DATASET ENTRIES section start
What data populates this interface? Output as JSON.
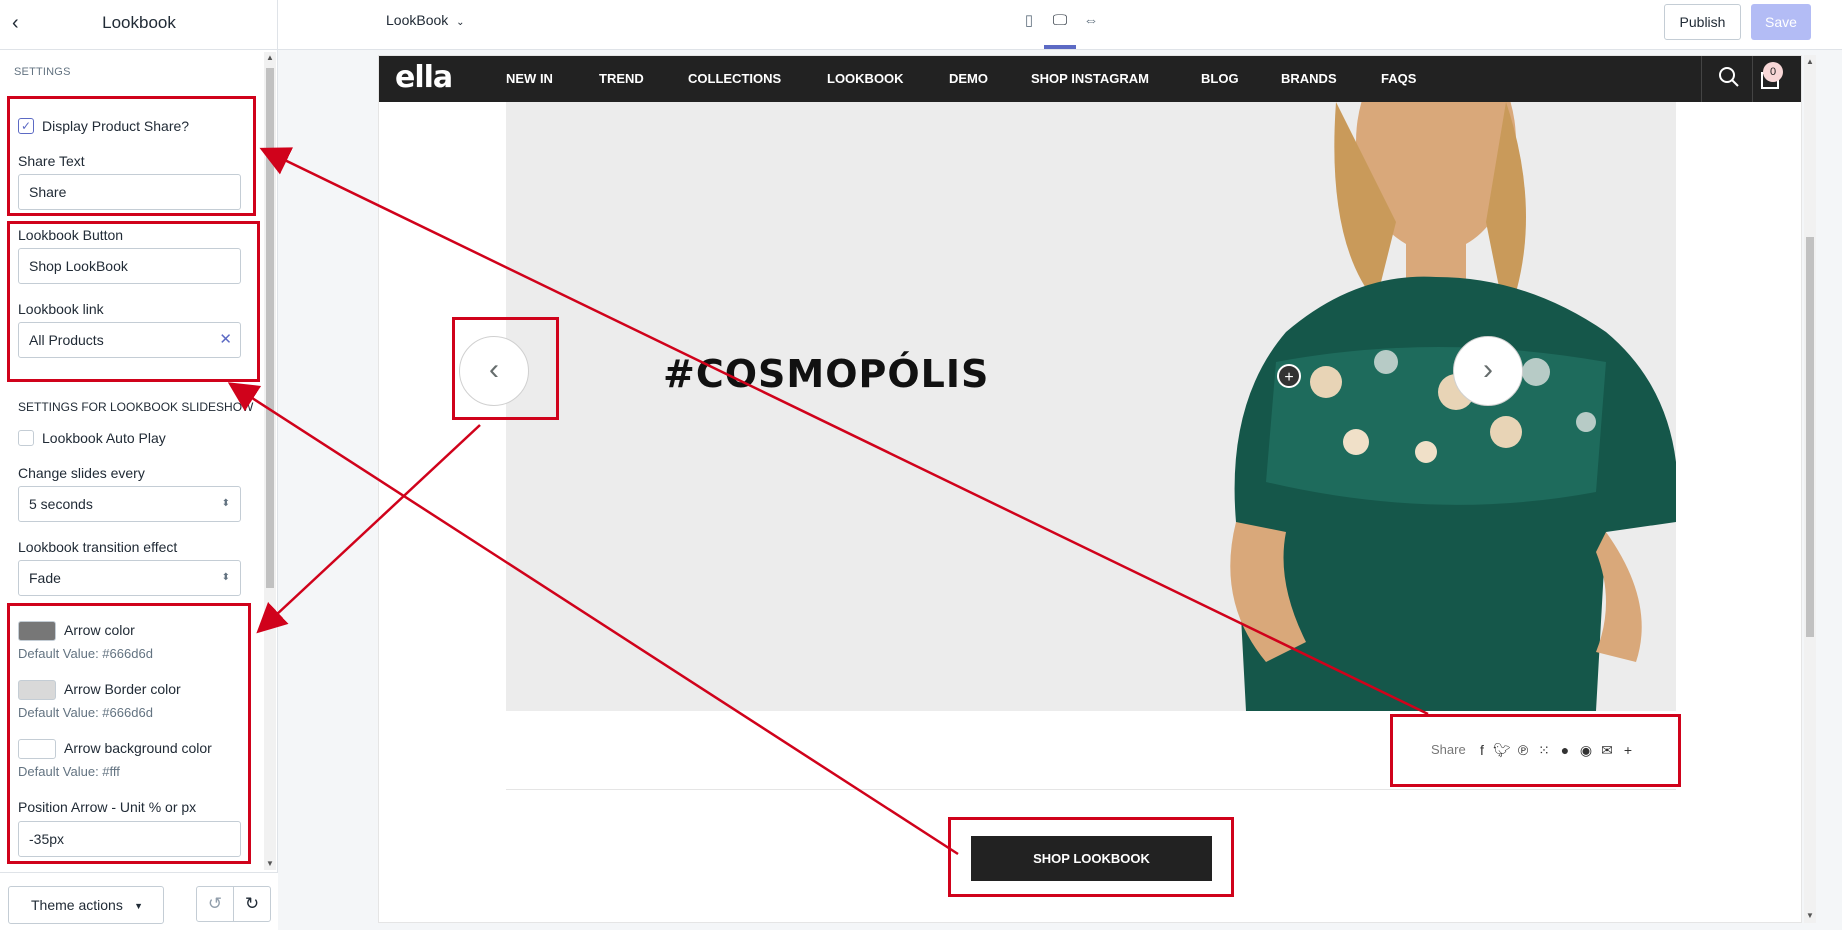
{
  "sidebar": {
    "back_glyph": "‹",
    "title": "Lookbook",
    "section_settings": "SETTINGS",
    "display_share_label": "Display Product Share?",
    "display_share_checked": true,
    "share_text_label": "Share Text",
    "share_text_value": "Share",
    "lookbook_button_label": "Lookbook Button",
    "lookbook_button_value": "Shop LookBook",
    "lookbook_link_label": "Lookbook link",
    "lookbook_link_value": "All Products",
    "section_slideshow": "SETTINGS FOR LOOKBOOK SLIDESHOW",
    "autoplay_label": "Lookbook Auto Play",
    "autoplay_checked": false,
    "change_slides_label": "Change slides every",
    "change_slides_value": "5 seconds",
    "transition_label": "Lookbook transition effect",
    "transition_value": "Fade",
    "arrow_color_label": "Arrow color",
    "arrow_color_default": "Default Value: #666d6d",
    "arrow_color_hex": "#666d6d",
    "arrow_border_label": "Arrow Border color",
    "arrow_border_default": "Default Value: #666d6d",
    "arrow_border_hex": "#d9d9d9",
    "arrow_bg_label": "Arrow background color",
    "arrow_bg_default": "Default Value: #fff",
    "arrow_bg_hex": "#ffffff",
    "position_label": "Position Arrow - Unit % or px",
    "position_value": "-35px"
  },
  "footer": {
    "theme_actions": "Theme actions"
  },
  "topbar": {
    "page_select": "LookBook",
    "publish": "Publish",
    "save": "Save"
  },
  "preview": {
    "logo": "ella",
    "nav": [
      "NEW IN",
      "TREND",
      "COLLECTIONS",
      "LOOKBOOK",
      "DEMO",
      "SHOP INSTAGRAM",
      "BLOG",
      "BRANDS",
      "FAQS"
    ],
    "cart_count": "0",
    "hero_title": "#COSMOPÓLIS",
    "share_label": "Share",
    "shop_button": "SHOP LOOKBOOK"
  },
  "colors": {
    "accent": "#5c6ac4",
    "annotation": "#d0021b",
    "nav_bg": "#222222"
  }
}
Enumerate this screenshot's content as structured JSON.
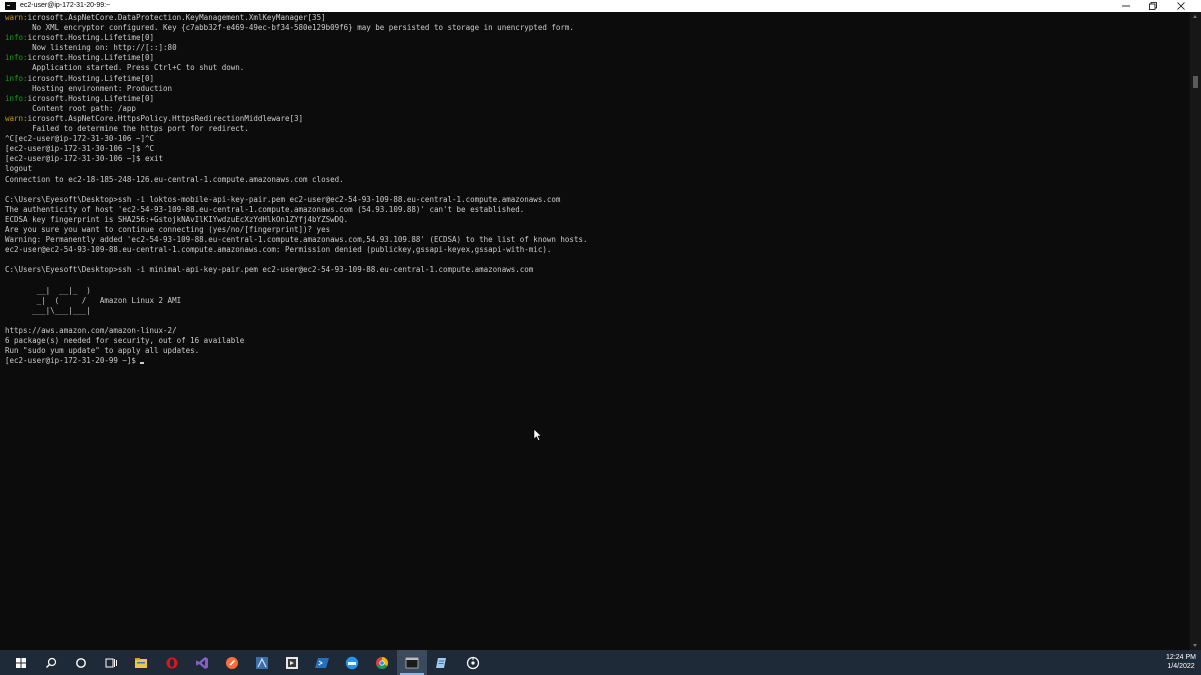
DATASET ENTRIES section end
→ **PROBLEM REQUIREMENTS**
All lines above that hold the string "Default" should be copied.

→ **RESPONSE BOX**
    "arrow_color_default": "Default Value: #666d6d",
    "arrow_border_default": "Default Value: #666d6d",
    "arrow_bg_default": "Default Value: #fff",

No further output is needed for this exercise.